Directions for this task:
Every line that contains the word "threshold" should be copied from the records below.

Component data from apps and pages
★ ★ ★ ★ ★ ★ ★

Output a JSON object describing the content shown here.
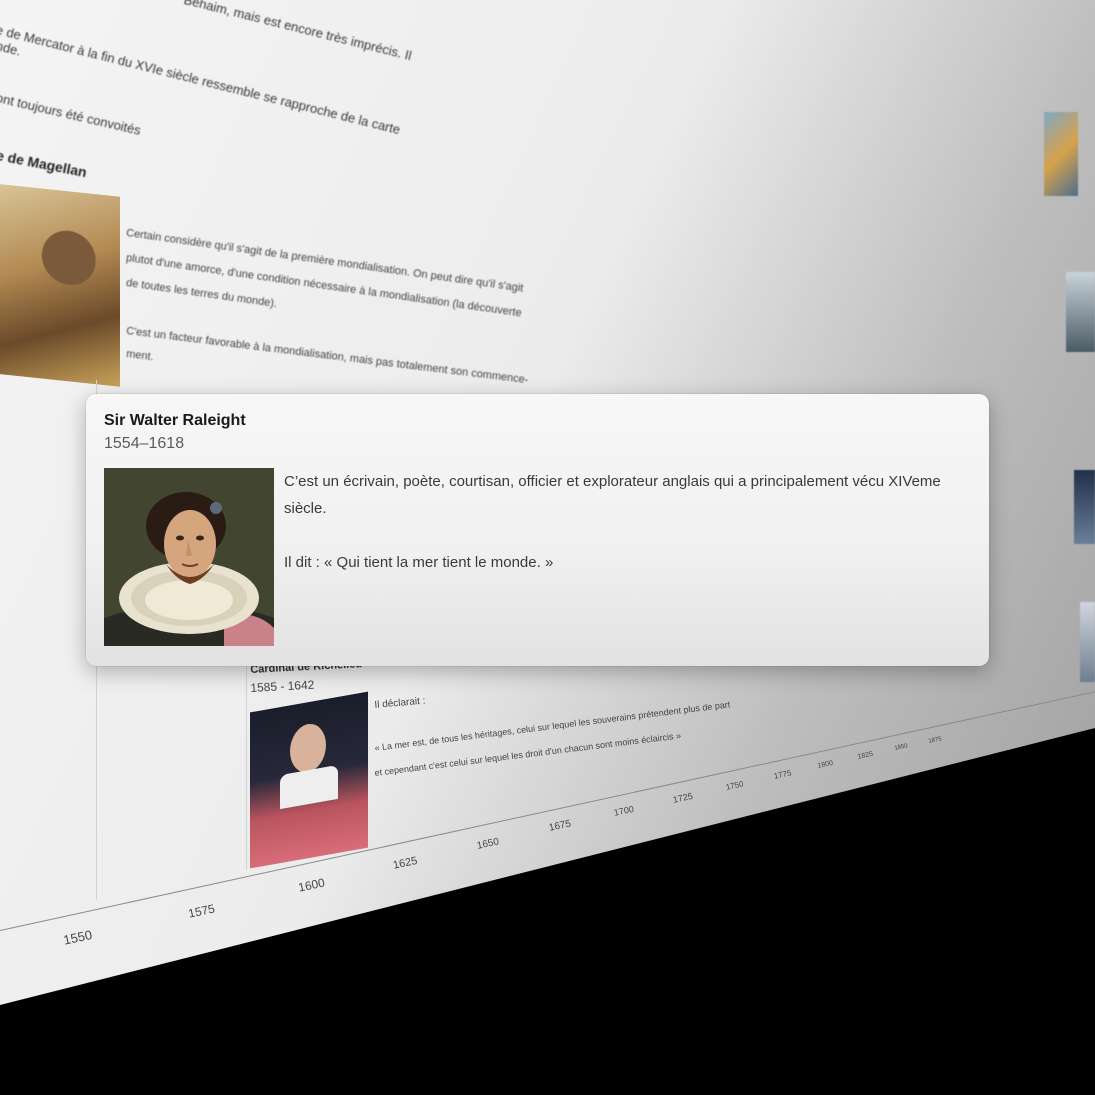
{
  "background": {
    "paragraph_lines": [
      "Behaim, mais est encore très imprécis. Il",
      "e de Mercator à la fin du XVIe siècle ressemble se rapproche de la carte",
      "nde.",
      "ont toujours été convoités"
    ],
    "magellan_heading": "e de Magellan",
    "magellan_text": [
      "Certain considère qu'il s'agit de la première mondialisation. On peut dire qu'il s'agit",
      "plutot d'une amorce, d'une condition nécessaire à la mondialisation (la découverte",
      "de toutes les terres du monde).",
      "C'est un facteur favorable à la mondialisation, mais pas totalement son commence-",
      "ment."
    ],
    "richelieu": {
      "name": "Cardinal de Richelieu",
      "dates": "1585 - 1642",
      "quote_intro": "Il déclarait :",
      "quote_lines": [
        "« La mer est, de tous les héritages, celui sur lequel les souverains prétendent plus de part",
        "et cependant c'est celui sur lequel les droit d'un chacun sont moins éclaircis »"
      ]
    },
    "timeline_ticks": [
      "1550",
      "1575",
      "1600",
      "1625",
      "1650",
      "1675",
      "1700",
      "1725",
      "1750",
      "1775",
      "1800",
      "1825",
      "1850",
      "1875"
    ]
  },
  "popup": {
    "name": "Sir Walter Raleight",
    "dates": "1554–1618",
    "portrait_icon": "portrait-raleigh",
    "text_paragraph": "C’est un écrivain, poète, courtisan, officier et explorateur anglais qui a principalement vécu XIVeme siècle.",
    "quote": "Il dit : «  Qui tient la mer tient le monde. »"
  }
}
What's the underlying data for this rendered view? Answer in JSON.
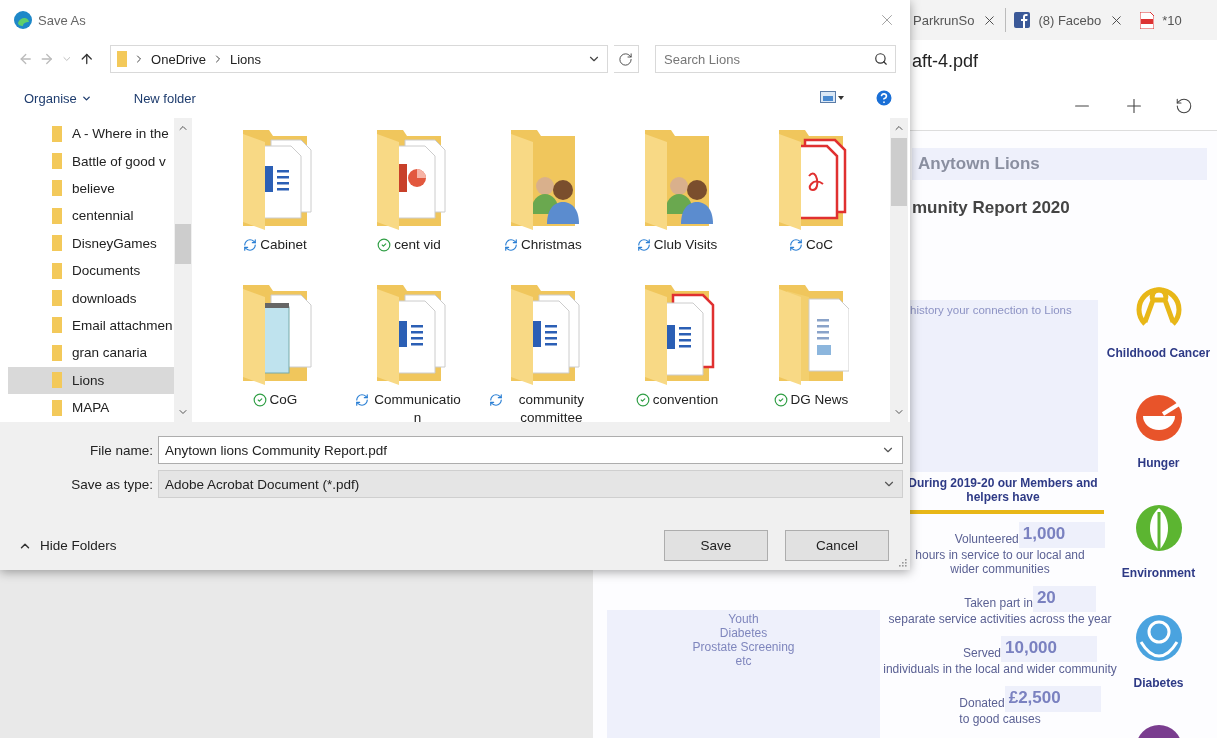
{
  "browser": {
    "tabs": [
      {
        "label": "ParkrunSo",
        "kind": "plain",
        "closable": true
      },
      {
        "label": "(8) Facebo",
        "kind": "social",
        "closable": true
      },
      {
        "label": "*10",
        "kind": "pdf",
        "closable": false
      }
    ],
    "document_title": "aft-4.pdf"
  },
  "pdf": {
    "header": "Anytown Lions",
    "title": "munity Report 2020",
    "intro": "history your connection to Lions",
    "causes_list": [
      "Youth",
      "Diabetes",
      "Prostate Screening",
      "etc"
    ],
    "summary": "During 2019-20 our Members and helpers have",
    "stats": [
      {
        "verb": "Volunteered",
        "value": "1,000",
        "detail_lines": [
          "hours in service to our local and",
          "wider communities"
        ]
      },
      {
        "verb": "Taken part in",
        "value": "20",
        "detail_lines": [
          "separate service activities across the year"
        ]
      },
      {
        "verb": "Served",
        "value": "10,000",
        "detail_lines": [
          "individuals in the local and wider community"
        ]
      },
      {
        "verb": "Donated",
        "value": "£2,500",
        "detail_lines": [
          "to good causes"
        ]
      }
    ],
    "causes": [
      {
        "label": "Childhood Cancer",
        "kind": "ribbon",
        "color": "#e8b718"
      },
      {
        "label": "Hunger",
        "kind": "bowl",
        "color": "#e8542a"
      },
      {
        "label": "Environment",
        "kind": "leaf",
        "color": "#5cb531"
      },
      {
        "label": "Diabetes",
        "kind": "hands",
        "color": "#4aa3df"
      },
      {
        "kind": "eye",
        "color": "#7a3d8f"
      }
    ]
  },
  "dialog": {
    "title": "Save As",
    "breadcrumb": [
      "OneDrive",
      "Lions"
    ],
    "search": {
      "placeholder": "Search Lions"
    },
    "organise": "Organise",
    "new_folder": "New folder",
    "nav_items": [
      {
        "label": "A - Where in the",
        "selected": false
      },
      {
        "label": "Battle of good v",
        "selected": false
      },
      {
        "label": "believe",
        "selected": false
      },
      {
        "label": "centennial",
        "selected": false
      },
      {
        "label": "DisneyGames",
        "selected": false
      },
      {
        "label": "Documents",
        "selected": false
      },
      {
        "label": "downloads",
        "selected": false
      },
      {
        "label": "Email attachmen",
        "selected": false
      },
      {
        "label": "gran canaria",
        "selected": false
      },
      {
        "label": "Lions",
        "selected": true
      },
      {
        "label": "MAPA",
        "selected": false
      }
    ],
    "files": [
      {
        "name": "Cabinet",
        "kind": "word",
        "synced": false
      },
      {
        "name": "cent vid",
        "kind": "slides",
        "synced": true
      },
      {
        "name": "Christmas",
        "kind": "people",
        "synced": false
      },
      {
        "name": "Club Visits",
        "kind": "people",
        "synced": false
      },
      {
        "name": "CoC",
        "kind": "pdf",
        "synced": false
      },
      {
        "name": "CoG",
        "kind": "notes",
        "synced": true
      },
      {
        "name": "Communication",
        "kind": "word",
        "synced": false
      },
      {
        "name": "community committee",
        "kind": "word",
        "synced": false
      },
      {
        "name": "convention",
        "kind": "mixed",
        "synced": true
      },
      {
        "name": "DG News",
        "kind": "plain",
        "synced": true
      }
    ],
    "file_name": {
      "label": "File name:",
      "value": "Anytown lions Community Report.pdf"
    },
    "save_type": {
      "label": "Save as type:",
      "value": "Adobe Acrobat Document (*.pdf)"
    },
    "hide_folders": "Hide Folders",
    "buttons": [
      "Save",
      "Cancel"
    ]
  }
}
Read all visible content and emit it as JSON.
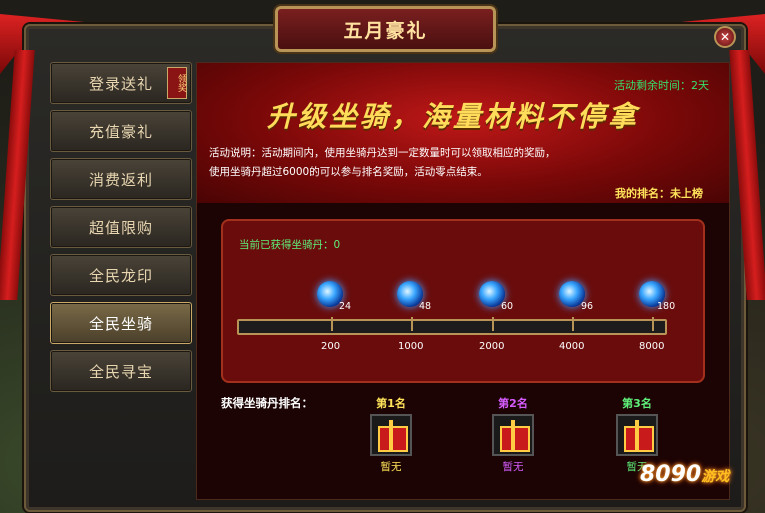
{
  "window": {
    "title": "五月豪礼",
    "close_icon": "close-icon"
  },
  "sidebar": {
    "items": [
      {
        "label": "登录送礼",
        "badge": "领奖",
        "active": false
      },
      {
        "label": "充值豪礼",
        "active": false
      },
      {
        "label": "消费返利",
        "active": false
      },
      {
        "label": "超值限购",
        "active": false
      },
      {
        "label": "全民龙印",
        "active": false
      },
      {
        "label": "全民坐骑",
        "active": true
      },
      {
        "label": "全民寻宝",
        "active": false
      }
    ]
  },
  "banner": {
    "remaining": "活动剩余时间：2天",
    "slogan": "升级坐骑，海量材料不停拿",
    "desc_line1": "活动说明：活动期间内，使用坐骑丹达到一定数量时可以领取相应的奖励，",
    "desc_line2": "使用坐骑丹超过6000的可以参与排名奖励，活动零点结束。",
    "my_rank": "我的排名：未上榜"
  },
  "progress": {
    "current": "当前已获得坐骑丹：0",
    "current_value": 0,
    "rewards": [
      {
        "threshold": "200",
        "count": "24"
      },
      {
        "threshold": "1000",
        "count": "48"
      },
      {
        "threshold": "2000",
        "count": "60"
      },
      {
        "threshold": "4000",
        "count": "96"
      },
      {
        "threshold": "8000",
        "count": "180"
      }
    ]
  },
  "ranking": {
    "title": "获得坐骑丹排名：",
    "places": [
      {
        "label": "第1名",
        "status": "暂无",
        "color": "#ffe35a"
      },
      {
        "label": "第2名",
        "status": "暂无",
        "color": "#d65cff"
      },
      {
        "label": "第3名",
        "status": "暂无",
        "color": "#5ef07a"
      }
    ]
  },
  "watermark": {
    "text": "8090",
    "sub": "游戏"
  }
}
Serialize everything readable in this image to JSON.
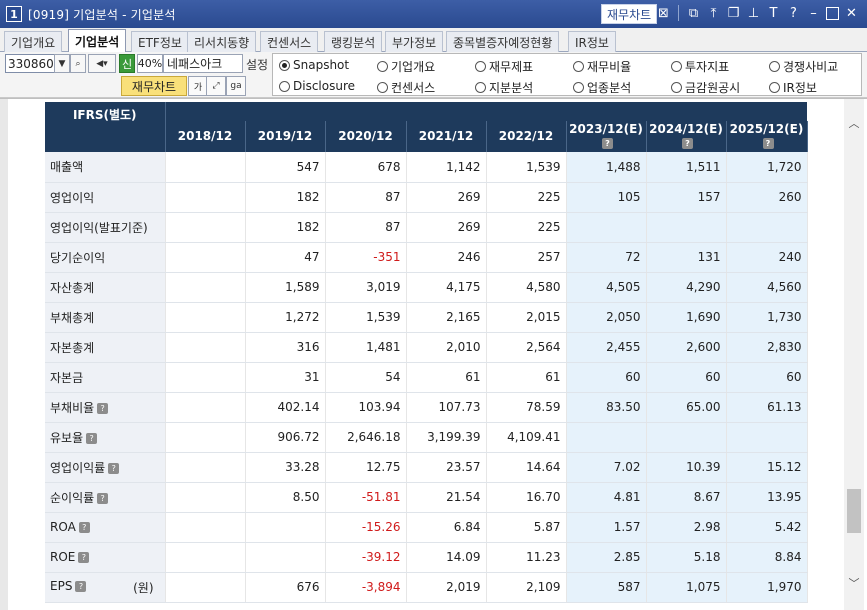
{
  "window": {
    "number": "1",
    "title": "[0919] 기업분석 - 기업분석",
    "header_button": "재무차트"
  },
  "tabs": [
    {
      "label": "기업개요",
      "active": false
    },
    {
      "label": "기업분석",
      "active": true
    },
    {
      "label": "ETF정보",
      "active": false
    },
    {
      "label": "리서치동향",
      "active": false
    },
    {
      "label": "컨센서스",
      "active": false
    },
    {
      "label": "랭킹분석",
      "active": false
    },
    {
      "label": "부가정보",
      "active": false
    },
    {
      "label": "종목별증자예정현황",
      "active": false
    },
    {
      "label": "IR정보",
      "active": false
    }
  ],
  "controls": {
    "code": "330860",
    "shin": "신",
    "pct": "40%",
    "name": "네패스아크",
    "settings": "설정",
    "chart_button": "재무차트",
    "ga": "가"
  },
  "radios": [
    {
      "label": "Snapshot",
      "checked": true
    },
    {
      "label": "기업개요",
      "checked": false
    },
    {
      "label": "재무제표",
      "checked": false
    },
    {
      "label": "재무비율",
      "checked": false
    },
    {
      "label": "투자지표",
      "checked": false
    },
    {
      "label": "경쟁사비교",
      "checked": false
    },
    {
      "label": "Disclosure",
      "checked": false
    },
    {
      "label": "컨센서스",
      "checked": false
    },
    {
      "label": "지분분석",
      "checked": false
    },
    {
      "label": "업종분석",
      "checked": false
    },
    {
      "label": "금감원공시",
      "checked": false
    },
    {
      "label": "IR정보",
      "checked": false
    }
  ],
  "table": {
    "corner": "IFRS(별도)",
    "years": [
      "2018/12",
      "2019/12",
      "2020/12",
      "2021/12",
      "2022/12",
      "2023/12(E)",
      "2024/12(E)",
      "2025/12(E)"
    ],
    "rows": [
      {
        "label": "매출액",
        "help": false,
        "unit": "",
        "values": [
          "",
          "547",
          "678",
          "1,142",
          "1,539",
          "1,488",
          "1,511",
          "1,720"
        ]
      },
      {
        "label": "영업이익",
        "help": false,
        "unit": "",
        "values": [
          "",
          "182",
          "87",
          "269",
          "225",
          "105",
          "157",
          "260"
        ]
      },
      {
        "label": "영업이익(발표기준)",
        "help": false,
        "unit": "",
        "values": [
          "",
          "182",
          "87",
          "269",
          "225",
          "",
          "",
          ""
        ]
      },
      {
        "label": "당기순이익",
        "help": false,
        "unit": "",
        "values": [
          "",
          "47",
          "-351",
          "246",
          "257",
          "72",
          "131",
          "240"
        ]
      },
      {
        "label": "자산총계",
        "help": false,
        "unit": "",
        "values": [
          "",
          "1,589",
          "3,019",
          "4,175",
          "4,580",
          "4,505",
          "4,290",
          "4,560"
        ]
      },
      {
        "label": "부채총계",
        "help": false,
        "unit": "",
        "values": [
          "",
          "1,272",
          "1,539",
          "2,165",
          "2,015",
          "2,050",
          "1,690",
          "1,730"
        ]
      },
      {
        "label": "자본총계",
        "help": false,
        "unit": "",
        "values": [
          "",
          "316",
          "1,481",
          "2,010",
          "2,564",
          "2,455",
          "2,600",
          "2,830"
        ]
      },
      {
        "label": "자본금",
        "help": false,
        "unit": "",
        "values": [
          "",
          "31",
          "54",
          "61",
          "61",
          "60",
          "60",
          "60"
        ]
      },
      {
        "label": "부채비율",
        "help": true,
        "unit": "",
        "values": [
          "",
          "402.14",
          "103.94",
          "107.73",
          "78.59",
          "83.50",
          "65.00",
          "61.13"
        ]
      },
      {
        "label": "유보율",
        "help": true,
        "unit": "",
        "values": [
          "",
          "906.72",
          "2,646.18",
          "3,199.39",
          "4,109.41",
          "",
          "",
          ""
        ]
      },
      {
        "label": "영업이익률",
        "help": true,
        "unit": "",
        "values": [
          "",
          "33.28",
          "12.75",
          "23.57",
          "14.64",
          "7.02",
          "10.39",
          "15.12"
        ]
      },
      {
        "label": "순이익률",
        "help": true,
        "unit": "",
        "values": [
          "",
          "8.50",
          "-51.81",
          "21.54",
          "16.70",
          "4.81",
          "8.67",
          "13.95"
        ]
      },
      {
        "label": "ROA",
        "help": true,
        "unit": "",
        "values": [
          "",
          "",
          "-15.26",
          "6.84",
          "5.87",
          "1.57",
          "2.98",
          "5.42"
        ]
      },
      {
        "label": "ROE",
        "help": true,
        "unit": "",
        "values": [
          "",
          "",
          "-39.12",
          "14.09",
          "11.23",
          "2.85",
          "5.18",
          "8.84"
        ]
      },
      {
        "label": "EPS",
        "help": true,
        "unit": "(원)",
        "values": [
          "",
          "676",
          "-3,894",
          "2,019",
          "2,109",
          "587",
          "1,075",
          "1,970"
        ]
      }
    ]
  },
  "colors": {
    "header_bg": "#1e3a5c",
    "estimate_bg": "#e6f2fb",
    "negative": "#d01b1b",
    "label_bg": "#eef1f6"
  }
}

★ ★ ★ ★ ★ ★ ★

Response below:
        "threshold": "200",
        "threshold": "1000",
        "threshold": "2000",
        "threshold": "4000",
        "threshold": "8000",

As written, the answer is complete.